TBILISI, DFWatch–The news that a prehistoric mine has been damaged by a mining company sparked outrage in Tbilisi Tuesday. People gathered in the evening outside the National Agency on Cultural Heritage Protection to demand the Georgian culture minister’s resignation.
Culture Minister Mikheil Giorgadze is being held responsible for the destruction to the Sakdrisi site, by some described as the world’s oldest gold mine, because he gave Russian-owned RMG Gold green light to continue open-cast mining there, even though a court temporarily banned further extraction work in June, pending the outcome of a lawsuit.
Protesters from the Committee to Save Sakdrisi, Green Fist, and other concerned people say they will continue fighting to halt mining work at Sakdrisi, which was almost destroyed during explosions and other mining works carried out by RMG Gold.
The protesters plan to meet with the president and ask for his help. They also demand to publish the document based on which the status of cultural heritage was removed from Sakdrisi. Another demand is to publish all research reports, a letter written by the National Museum and every other document which were used as basis for allowing RMG to carry out mining work in the cave complex, where there have been found many tools and other traces of humans dating 5,400 years back in time.
During the rally an employee of the agency showed the middle finger to the protesters as he left the office, which led to him being escorted away by police.
Rally participants whistled and shouted at everyone entering or leaving the agency building.
Tea Oniani, head of the agency’s legal office, told journalists that they have sent all the documents about cancelling Sakdrisi’s protected status to the ombudsman and the legal group at the Georgian Young Lawyer’s Association (GYLA).
Culture Minister Mikheil Giorgadze said on the talk show Archevani on Rustavi 2 that the explosion at Sakdrisi wasn’t an ideal solution but it was the ‘most reasonable option’ in this situation. He said the decree he issued has no relation with the explosions, it only dealt with removing the cultural heritage status.

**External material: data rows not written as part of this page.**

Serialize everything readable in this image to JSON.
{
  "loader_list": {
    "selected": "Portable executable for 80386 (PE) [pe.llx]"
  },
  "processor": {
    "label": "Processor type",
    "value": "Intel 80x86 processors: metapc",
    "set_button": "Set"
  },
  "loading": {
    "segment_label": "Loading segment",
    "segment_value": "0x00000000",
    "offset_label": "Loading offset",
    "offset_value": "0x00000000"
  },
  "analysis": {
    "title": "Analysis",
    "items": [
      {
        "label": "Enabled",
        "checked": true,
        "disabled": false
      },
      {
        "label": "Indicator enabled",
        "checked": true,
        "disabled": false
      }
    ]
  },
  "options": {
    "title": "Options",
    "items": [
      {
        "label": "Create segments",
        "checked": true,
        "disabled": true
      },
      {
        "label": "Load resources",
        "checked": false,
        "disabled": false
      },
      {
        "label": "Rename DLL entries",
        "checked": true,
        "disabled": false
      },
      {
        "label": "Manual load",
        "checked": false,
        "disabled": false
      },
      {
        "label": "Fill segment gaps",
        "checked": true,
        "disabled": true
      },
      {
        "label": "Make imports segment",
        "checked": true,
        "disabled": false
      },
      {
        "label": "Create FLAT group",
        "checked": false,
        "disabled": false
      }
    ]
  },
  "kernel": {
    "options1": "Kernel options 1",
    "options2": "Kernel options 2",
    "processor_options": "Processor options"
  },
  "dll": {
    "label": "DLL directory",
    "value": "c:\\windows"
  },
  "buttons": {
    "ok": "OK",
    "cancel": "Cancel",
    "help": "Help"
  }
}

Kakha Kozhoridze, head of GYLA, told journalists that as a result of the mining blasts there is no point to continuing the court case. The case aimed at saving the site, but it has now been destroyed. The Culture Ministry didn’t allow people to save it through legal procedures he said.